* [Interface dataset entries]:
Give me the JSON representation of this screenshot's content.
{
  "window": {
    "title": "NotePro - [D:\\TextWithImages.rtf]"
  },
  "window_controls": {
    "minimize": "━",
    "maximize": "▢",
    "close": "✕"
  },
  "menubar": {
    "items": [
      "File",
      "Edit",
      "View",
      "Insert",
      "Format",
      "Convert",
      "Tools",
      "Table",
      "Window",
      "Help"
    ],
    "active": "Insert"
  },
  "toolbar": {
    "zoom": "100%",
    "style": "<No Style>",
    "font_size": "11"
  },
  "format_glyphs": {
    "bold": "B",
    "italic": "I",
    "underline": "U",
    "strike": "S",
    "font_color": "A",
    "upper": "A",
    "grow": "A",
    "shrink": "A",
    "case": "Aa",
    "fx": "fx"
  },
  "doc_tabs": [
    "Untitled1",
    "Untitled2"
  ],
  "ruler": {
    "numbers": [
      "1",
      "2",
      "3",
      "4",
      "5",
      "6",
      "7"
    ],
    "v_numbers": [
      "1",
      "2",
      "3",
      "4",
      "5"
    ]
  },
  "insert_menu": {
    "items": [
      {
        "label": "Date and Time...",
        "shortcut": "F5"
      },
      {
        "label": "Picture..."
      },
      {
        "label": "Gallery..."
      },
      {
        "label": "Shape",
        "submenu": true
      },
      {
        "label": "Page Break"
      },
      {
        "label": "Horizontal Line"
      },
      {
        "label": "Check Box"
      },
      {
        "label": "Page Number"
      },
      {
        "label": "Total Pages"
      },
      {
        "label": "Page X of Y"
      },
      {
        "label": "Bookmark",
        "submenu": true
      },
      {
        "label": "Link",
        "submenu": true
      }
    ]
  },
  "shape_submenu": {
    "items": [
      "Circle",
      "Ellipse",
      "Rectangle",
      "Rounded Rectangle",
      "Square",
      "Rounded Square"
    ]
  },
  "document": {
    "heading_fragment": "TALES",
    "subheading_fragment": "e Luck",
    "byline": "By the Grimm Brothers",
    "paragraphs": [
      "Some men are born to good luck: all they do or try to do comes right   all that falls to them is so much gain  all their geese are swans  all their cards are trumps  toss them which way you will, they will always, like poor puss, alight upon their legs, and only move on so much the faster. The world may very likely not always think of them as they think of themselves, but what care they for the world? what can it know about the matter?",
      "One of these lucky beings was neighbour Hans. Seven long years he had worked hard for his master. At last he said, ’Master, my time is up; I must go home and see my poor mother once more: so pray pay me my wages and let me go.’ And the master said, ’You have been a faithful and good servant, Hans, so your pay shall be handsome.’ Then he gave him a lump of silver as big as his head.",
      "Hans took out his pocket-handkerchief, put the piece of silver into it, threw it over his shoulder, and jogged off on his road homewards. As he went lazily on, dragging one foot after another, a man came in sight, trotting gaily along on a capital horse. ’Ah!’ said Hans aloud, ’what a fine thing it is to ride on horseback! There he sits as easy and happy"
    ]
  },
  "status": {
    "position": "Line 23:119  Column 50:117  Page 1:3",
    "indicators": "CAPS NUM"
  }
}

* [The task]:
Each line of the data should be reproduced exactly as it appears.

* [Answer for the task]:
Give me the JSON representation of this screenshot's content.
{
  "window": {
    "title": "NotePro - [D:\\TextWithImages.rtf]"
  },
  "window_controls": {
    "minimize": "━",
    "maximize": "▢",
    "close": "✕"
  },
  "menubar": {
    "items": [
      "File",
      "Edit",
      "View",
      "Insert",
      "Format",
      "Convert",
      "Tools",
      "Table",
      "Window",
      "Help"
    ],
    "active": "Insert"
  },
  "toolbar": {
    "zoom": "100%",
    "style": "<No Style>",
    "font_size": "11"
  },
  "format_glyphs": {
    "bold": "B",
    "italic": "I",
    "underline": "U",
    "strike": "S",
    "font_color": "A",
    "upper": "A",
    "grow": "A",
    "shrink": "A",
    "case": "Aa",
    "fx": "fx"
  },
  "doc_tabs": [
    "Untitled1",
    "Untitled2"
  ],
  "ruler": {
    "numbers": [
      "1",
      "2",
      "3",
      "4",
      "5",
      "6",
      "7"
    ],
    "v_numbers": [
      "1",
      "2",
      "3",
      "4",
      "5"
    ]
  },
  "insert_menu": {
    "items": [
      {
        "label": "Date and Time...",
        "shortcut": "F5"
      },
      {
        "label": "Picture..."
      },
      {
        "label": "Gallery..."
      },
      {
        "label": "Shape",
        "submenu": true
      },
      {
        "label": "Page Break"
      },
      {
        "label": "Horizontal Line"
      },
      {
        "label": "Check Box"
      },
      {
        "label": "Page Number"
      },
      {
        "label": "Total Pages"
      },
      {
        "label": "Page X of Y"
      },
      {
        "label": "Bookmark",
        "submenu": true
      },
      {
        "label": "Link",
        "submenu": true
      }
    ]
  },
  "shape_submenu": {
    "items": [
      "Circle",
      "Ellipse",
      "Rectangle",
      "Rounded Rectangle",
      "Square",
      "Rounded Square"
    ]
  },
  "document": {
    "heading_fragment": "TALES",
    "subheading_fragment": "e Luck",
    "byline": "By the Grimm Brothers",
    "paragraphs": [
      "Some men are born to good luck: all they do or try to do comes right   all that falls to them is so much gain  all their geese are swans  all their cards are trumps  toss them which way you will, they will always, like poor puss, alight upon their legs, and only move on so much the faster. The world may very likely not always think of them as they think of themselves, but what care they for the world? what can it know about the matter?",
      "One of these lucky beings was neighbour Hans. Seven long years he had worked hard for his master. At last he said, ’Master, my time is up; I must go home and see my poor mother once more: so pray pay me my wages and let me go.’ And the master said, ’You have been a faithful and good servant, Hans, so your pay shall be handsome.’ Then he gave him a lump of silver as big as his head.",
      "Hans took out his pocket-handkerchief, put the piece of silver into it, threw it over his shoulder, and jogged off on his road homewards. As he went lazily on, dragging one foot after another, a man came in sight, trotting gaily along on a capital horse. ’Ah!’ said Hans aloud, ’what a fine thing it is to ride on horseback! There he sits as easy and happy"
    ]
  },
  "status": {
    "position": "Line 23:119  Column 50:117  Page 1:3",
    "indicators": "CAPS NUM"
  }
}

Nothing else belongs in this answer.